Sunday, July 22, 2012

Clearly, I'm a danger to myself and others.

There are exactly four cannot, do not, or else get your ass sent home rules in Peace Corps Paraguay. I am proposing a fifth for the safety of myself and my fellow adrenaline junkie volunteers.

It's no secret I'm no huge fan of rules and restrictions. My Dad raised me right, teaching me its better to ask forgiveness than permission. However on this occasion I must admit that I was too stupid to do the right thing, and could have used a big brother guiding me.

Hot dog wrapped in empanada & Fried!
Campo 9 recently had it's Fiesta Patronal, or Patron Saint day. It was a fun filled day, with a church service in the morning followed by a procession where we walked behind a statue of Joseph for a couple blocks, and all topped off with a carnival. Julia and I had seen the carnival setting up for days. We were amped. We hoped for some carnival staples, greasy food, fun games, and good rides.

All of those things were present, but I would use a different adjective than "good" for the ride portion, unless you equate "good" with death defying.
 Introducing the Kamakazi:

This was the featured ride at our little carnival, and I just couldn't help myself. I had to go on it.
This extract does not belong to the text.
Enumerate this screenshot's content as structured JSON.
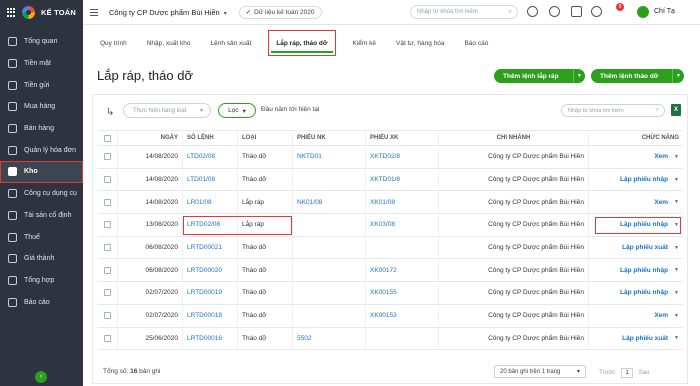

Julia and I purchased our tickets and hopped on the first row seats. We were the only people on the ride and were soon to find out why.

The ride is simple enough. The oil rig looking cage swings back and forth until gaining enough momentum to go all the way around in circles a few times. I frigging love rollercoasters, have gone up against the baddest of the bad at Six flags, and am always back for more. What could this junoir league carnival ride do me?

Oh how wrong I was.

Things started bad from the begining. We were lead into our seats, and had the safety shoulder straps lowered over us. Never mind that the attendent had to jiggle it a few times to get it to lock. Most upsetting was the fact that the shoulder resraint didn't restrain my shoulders. Then we started moving. With each change of direction the cage creaked and moaned, Julia and I laughing nervously.The further we went up, the more I noticed jerry-wrigged or straight up broken parts of the cage we were sitting in. Something was attached via wire. An outer cage bar was just not attached on one side. Then things got real.

We start going upside down.

Remember the shoulder restraints? The only thing keeping us in our seats. We would fall into them every time we went around, butts lifting from the seat and into a space I most certainly could have wiggled out of if I so desired. Julia and I were bracing ourselves using the bars of the cage that may have been attached using chewing gum and rubber cement.

Why are there so many extra seats for the Ferris wheel?
More and more it is occurring to me that this ride, was most likely made when Kamakazi was a culturally relevant and not super insensitive name for a ride in AMERICA. The thoughts start rushing through my brain. "How many countries have rejected this thing before it got to Paraguay?" "What sort of safety regulations did the US have during the 40's on anything let alone carnival rides?" "How old is the kid operating this thing anyways?"

We slow down and don't go all the way around. At this point it seems the ride is over. Wrong AGAIN. Now we go backwards. 

Cue a couple of atheists openly praying. Jesus, Buddah, Shiva, Yahweh, I shamelessly spammed the deities for help. The moans of the vintage metal growing louder, and the slight pause at the highest point of each revolution, made me certain that I was going to careen to earth taking out the people below. Maybe that's why they call it the Kamakazi?

Still shaking
Then the clouds parted and the ride slowed. Once at a stop Julia and I poured ourselves out of the cage as our legs had no more strength from bracing ourselves and fear. My hands were shaking and I looked up to find Julia in tears.

"That wasn't fun."

"Why did we do that?"

So while we survived, I call on Peace Corps Paraguay to add one more rule, because clearly I need someone to protect me from myself. No Carnival rides with menacing names from yesteryear. That shit is way more dangerous than my buddy's moped.

 I think some thing like this, is a little more appropriate.